======== Exercise material

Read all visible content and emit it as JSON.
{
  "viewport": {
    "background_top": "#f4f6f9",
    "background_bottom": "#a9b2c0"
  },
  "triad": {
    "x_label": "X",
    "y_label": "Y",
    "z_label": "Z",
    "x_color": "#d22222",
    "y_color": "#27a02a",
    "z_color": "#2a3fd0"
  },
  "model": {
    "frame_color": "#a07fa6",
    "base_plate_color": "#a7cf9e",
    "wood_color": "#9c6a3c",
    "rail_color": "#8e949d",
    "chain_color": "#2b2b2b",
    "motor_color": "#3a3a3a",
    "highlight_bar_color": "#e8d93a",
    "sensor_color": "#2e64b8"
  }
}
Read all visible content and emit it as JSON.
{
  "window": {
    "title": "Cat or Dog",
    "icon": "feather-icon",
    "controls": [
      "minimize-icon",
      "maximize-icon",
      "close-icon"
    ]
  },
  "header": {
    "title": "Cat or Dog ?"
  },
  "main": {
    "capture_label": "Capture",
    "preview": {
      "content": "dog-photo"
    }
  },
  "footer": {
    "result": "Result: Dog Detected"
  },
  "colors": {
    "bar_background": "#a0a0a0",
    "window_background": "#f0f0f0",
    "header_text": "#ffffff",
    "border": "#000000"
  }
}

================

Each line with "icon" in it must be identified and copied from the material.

| Answer box |
    "icon": "feather-icon",
      "minimize-icon",
      "maximize-icon",
      "close-icon"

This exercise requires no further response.